**TASK STATEMENT**
Check every line below for the string "icon". Copy the ones that have it.

== SUPPLIED INFORMATION ==

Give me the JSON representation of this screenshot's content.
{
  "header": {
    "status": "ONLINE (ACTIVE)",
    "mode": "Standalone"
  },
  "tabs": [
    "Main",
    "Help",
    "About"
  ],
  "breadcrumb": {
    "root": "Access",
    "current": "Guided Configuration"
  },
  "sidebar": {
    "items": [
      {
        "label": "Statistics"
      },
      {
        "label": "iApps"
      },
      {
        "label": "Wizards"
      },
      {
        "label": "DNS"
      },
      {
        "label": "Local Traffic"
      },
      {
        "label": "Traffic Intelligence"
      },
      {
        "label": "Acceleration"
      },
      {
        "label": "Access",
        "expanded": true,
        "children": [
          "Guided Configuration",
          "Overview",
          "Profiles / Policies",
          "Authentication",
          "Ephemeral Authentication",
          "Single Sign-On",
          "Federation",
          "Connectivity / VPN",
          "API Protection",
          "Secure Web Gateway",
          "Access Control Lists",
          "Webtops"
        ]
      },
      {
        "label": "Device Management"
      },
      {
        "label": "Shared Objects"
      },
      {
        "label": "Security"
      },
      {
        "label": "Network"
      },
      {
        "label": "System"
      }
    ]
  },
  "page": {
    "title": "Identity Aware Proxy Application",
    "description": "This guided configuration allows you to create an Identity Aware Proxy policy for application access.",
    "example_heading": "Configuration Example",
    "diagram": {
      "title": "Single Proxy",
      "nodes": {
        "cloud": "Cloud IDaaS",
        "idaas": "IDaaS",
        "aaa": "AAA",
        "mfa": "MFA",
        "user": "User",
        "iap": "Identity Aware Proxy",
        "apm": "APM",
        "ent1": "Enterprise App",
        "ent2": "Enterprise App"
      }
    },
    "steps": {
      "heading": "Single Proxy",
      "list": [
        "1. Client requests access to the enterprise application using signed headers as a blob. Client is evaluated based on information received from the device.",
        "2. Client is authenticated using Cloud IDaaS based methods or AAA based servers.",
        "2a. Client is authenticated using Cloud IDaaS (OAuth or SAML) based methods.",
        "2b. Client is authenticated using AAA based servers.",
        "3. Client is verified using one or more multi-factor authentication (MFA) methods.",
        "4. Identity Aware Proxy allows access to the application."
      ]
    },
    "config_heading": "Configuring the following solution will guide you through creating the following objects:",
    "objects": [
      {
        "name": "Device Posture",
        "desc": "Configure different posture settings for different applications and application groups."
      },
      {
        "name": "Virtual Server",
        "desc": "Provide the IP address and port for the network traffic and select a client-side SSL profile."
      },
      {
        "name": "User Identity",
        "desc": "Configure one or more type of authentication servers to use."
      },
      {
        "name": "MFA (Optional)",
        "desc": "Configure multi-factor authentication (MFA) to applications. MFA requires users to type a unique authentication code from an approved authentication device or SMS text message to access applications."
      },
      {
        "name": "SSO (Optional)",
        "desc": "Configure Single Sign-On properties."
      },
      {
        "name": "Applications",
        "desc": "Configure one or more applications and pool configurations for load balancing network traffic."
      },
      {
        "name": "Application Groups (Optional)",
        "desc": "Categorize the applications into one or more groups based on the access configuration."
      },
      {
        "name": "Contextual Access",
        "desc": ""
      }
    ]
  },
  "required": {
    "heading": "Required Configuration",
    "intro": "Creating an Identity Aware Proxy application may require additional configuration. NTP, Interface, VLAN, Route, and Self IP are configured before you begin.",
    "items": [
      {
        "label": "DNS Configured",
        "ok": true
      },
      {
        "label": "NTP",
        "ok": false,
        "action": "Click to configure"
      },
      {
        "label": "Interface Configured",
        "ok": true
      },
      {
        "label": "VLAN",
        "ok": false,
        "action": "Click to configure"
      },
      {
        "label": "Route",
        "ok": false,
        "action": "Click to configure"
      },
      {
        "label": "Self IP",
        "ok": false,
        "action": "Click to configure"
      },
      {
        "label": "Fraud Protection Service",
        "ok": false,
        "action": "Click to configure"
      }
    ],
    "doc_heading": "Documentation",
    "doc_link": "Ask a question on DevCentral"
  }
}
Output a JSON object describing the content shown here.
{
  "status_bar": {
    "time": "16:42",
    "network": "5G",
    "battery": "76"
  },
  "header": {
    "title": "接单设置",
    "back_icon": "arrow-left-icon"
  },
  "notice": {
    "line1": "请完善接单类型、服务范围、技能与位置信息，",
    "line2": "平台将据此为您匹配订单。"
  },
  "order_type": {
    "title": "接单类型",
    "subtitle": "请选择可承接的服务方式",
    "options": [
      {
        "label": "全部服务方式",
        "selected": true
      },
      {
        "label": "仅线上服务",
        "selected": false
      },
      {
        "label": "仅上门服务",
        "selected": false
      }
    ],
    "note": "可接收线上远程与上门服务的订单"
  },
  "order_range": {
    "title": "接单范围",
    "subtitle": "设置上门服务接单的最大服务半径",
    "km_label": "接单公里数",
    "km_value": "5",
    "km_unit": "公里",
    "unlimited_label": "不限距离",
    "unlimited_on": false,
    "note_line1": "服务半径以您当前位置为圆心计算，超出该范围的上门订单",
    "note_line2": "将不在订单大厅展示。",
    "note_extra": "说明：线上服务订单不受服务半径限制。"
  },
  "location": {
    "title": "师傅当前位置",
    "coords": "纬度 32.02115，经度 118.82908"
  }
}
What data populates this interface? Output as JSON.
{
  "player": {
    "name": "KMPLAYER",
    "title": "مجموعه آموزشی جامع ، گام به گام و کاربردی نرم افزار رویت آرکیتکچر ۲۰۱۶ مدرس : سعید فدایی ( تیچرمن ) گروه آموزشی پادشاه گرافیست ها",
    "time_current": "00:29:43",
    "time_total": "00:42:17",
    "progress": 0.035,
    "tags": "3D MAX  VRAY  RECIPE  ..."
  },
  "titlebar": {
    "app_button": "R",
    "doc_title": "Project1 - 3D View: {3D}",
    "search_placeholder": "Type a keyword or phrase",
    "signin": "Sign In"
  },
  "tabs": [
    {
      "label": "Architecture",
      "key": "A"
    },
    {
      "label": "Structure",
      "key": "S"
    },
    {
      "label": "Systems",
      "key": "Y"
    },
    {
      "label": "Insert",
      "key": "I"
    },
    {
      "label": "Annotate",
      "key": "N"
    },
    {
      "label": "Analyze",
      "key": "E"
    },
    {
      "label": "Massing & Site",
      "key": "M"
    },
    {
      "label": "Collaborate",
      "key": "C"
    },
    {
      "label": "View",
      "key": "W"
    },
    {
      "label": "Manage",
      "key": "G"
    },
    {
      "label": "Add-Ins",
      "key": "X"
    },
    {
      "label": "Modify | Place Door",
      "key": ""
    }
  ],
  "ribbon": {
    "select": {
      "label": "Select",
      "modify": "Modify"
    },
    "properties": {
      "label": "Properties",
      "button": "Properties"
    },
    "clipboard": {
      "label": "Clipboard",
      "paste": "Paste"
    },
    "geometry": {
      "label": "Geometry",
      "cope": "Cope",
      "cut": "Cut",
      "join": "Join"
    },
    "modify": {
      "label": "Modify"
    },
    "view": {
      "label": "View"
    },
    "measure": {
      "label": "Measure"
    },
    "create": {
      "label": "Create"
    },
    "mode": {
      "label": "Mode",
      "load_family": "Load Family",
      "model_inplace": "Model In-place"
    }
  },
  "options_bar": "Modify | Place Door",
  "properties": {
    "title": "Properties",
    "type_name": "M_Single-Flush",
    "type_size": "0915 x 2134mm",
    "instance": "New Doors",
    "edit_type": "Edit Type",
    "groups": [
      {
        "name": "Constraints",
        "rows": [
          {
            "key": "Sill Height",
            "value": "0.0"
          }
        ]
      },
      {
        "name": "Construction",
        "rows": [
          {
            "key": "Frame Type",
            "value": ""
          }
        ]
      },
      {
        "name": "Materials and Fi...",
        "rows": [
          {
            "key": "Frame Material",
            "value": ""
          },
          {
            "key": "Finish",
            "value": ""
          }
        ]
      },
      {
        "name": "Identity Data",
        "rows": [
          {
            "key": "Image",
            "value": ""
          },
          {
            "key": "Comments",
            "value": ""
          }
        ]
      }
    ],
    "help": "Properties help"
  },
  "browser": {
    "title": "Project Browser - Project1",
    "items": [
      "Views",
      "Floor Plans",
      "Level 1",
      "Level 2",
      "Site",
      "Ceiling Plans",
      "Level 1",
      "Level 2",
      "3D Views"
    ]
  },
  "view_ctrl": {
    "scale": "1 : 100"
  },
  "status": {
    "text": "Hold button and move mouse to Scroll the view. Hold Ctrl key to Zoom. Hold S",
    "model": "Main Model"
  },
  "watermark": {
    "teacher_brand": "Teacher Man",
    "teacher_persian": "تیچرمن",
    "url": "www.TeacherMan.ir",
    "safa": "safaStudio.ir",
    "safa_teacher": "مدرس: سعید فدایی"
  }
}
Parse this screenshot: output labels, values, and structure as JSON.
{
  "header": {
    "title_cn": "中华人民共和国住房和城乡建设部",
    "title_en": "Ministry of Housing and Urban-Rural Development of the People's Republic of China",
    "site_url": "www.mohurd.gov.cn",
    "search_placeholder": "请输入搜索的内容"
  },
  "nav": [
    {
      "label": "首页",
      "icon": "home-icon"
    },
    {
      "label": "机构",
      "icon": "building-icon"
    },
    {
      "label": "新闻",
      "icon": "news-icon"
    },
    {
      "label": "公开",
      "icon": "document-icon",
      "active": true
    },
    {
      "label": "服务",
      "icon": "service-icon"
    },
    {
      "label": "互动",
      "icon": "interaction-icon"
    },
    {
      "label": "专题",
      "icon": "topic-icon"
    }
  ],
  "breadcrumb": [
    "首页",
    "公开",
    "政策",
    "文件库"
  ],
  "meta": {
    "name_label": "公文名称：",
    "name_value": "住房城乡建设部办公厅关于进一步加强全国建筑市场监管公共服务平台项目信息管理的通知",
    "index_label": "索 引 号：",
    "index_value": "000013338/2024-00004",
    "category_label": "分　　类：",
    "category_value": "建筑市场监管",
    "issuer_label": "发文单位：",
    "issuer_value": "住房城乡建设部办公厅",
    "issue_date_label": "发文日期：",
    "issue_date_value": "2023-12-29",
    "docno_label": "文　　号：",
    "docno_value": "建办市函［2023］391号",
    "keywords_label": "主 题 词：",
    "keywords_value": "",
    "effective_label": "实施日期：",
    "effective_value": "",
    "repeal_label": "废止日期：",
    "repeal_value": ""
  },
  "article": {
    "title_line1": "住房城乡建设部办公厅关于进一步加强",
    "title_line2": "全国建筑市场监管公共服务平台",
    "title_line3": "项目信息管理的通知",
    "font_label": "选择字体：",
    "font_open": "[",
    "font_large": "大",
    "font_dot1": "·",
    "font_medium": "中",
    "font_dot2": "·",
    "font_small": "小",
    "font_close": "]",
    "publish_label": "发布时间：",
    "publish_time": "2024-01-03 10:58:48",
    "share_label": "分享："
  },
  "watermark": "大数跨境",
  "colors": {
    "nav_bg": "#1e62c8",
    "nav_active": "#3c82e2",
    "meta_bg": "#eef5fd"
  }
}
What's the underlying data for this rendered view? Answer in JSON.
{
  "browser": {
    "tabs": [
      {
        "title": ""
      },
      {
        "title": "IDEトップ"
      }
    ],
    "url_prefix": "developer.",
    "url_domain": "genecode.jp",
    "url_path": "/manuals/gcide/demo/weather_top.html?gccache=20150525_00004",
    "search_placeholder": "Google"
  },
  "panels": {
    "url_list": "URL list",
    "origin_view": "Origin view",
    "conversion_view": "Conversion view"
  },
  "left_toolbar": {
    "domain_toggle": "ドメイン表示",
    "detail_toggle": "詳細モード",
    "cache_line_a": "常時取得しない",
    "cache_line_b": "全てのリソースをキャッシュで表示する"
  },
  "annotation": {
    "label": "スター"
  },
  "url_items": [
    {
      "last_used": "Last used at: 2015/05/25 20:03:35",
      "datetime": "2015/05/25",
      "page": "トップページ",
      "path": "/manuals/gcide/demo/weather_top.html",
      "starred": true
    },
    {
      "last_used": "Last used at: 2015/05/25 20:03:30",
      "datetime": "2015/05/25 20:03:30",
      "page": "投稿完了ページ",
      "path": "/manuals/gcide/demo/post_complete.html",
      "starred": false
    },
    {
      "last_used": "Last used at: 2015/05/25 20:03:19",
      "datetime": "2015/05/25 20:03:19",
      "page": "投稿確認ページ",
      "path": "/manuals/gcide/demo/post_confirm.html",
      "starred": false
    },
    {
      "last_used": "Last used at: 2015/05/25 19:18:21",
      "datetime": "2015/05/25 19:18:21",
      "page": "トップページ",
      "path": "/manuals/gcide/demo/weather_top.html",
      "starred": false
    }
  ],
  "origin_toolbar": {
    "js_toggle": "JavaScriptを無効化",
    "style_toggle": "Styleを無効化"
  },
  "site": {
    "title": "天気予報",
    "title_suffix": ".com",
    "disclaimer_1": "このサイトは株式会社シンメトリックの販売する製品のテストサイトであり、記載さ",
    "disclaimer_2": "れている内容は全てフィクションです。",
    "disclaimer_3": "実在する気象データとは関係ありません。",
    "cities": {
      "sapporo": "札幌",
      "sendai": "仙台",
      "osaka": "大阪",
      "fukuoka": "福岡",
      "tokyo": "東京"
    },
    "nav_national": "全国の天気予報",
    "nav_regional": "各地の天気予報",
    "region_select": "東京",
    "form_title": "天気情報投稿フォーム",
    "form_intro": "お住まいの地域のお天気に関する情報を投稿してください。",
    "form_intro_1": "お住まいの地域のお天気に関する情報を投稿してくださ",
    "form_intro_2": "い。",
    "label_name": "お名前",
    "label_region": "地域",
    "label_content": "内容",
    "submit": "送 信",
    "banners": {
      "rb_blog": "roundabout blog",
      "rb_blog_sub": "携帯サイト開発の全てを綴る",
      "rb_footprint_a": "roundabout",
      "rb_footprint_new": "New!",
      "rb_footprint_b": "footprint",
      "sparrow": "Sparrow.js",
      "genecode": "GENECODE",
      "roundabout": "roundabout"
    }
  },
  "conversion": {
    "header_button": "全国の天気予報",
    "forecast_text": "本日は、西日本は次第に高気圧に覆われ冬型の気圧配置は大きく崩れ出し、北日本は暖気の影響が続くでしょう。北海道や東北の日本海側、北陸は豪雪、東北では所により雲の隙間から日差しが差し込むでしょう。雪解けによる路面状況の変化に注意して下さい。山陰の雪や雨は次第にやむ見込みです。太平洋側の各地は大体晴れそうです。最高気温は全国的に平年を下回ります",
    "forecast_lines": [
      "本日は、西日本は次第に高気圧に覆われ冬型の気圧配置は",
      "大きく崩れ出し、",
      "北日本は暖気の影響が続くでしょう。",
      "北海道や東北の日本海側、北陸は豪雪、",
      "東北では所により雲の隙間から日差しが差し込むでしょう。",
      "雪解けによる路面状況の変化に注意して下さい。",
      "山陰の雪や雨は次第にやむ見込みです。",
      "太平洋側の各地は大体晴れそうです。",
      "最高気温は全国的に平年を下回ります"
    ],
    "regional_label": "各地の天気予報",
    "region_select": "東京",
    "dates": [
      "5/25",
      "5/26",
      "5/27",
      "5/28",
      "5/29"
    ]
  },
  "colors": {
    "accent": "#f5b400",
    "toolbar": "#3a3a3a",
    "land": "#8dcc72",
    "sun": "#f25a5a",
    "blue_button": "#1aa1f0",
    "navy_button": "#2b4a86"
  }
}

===

**OUTPUT OF THE EXERCISE**
    "back_icon": "arrow-left-icon"
      "icon": "home-icon"
      "icon": "building-icon"
      "icon": "news-icon"
      "icon": "document-icon",
      "icon": "service-icon"
      "icon": "interaction-icon"
      "icon": "topic-icon"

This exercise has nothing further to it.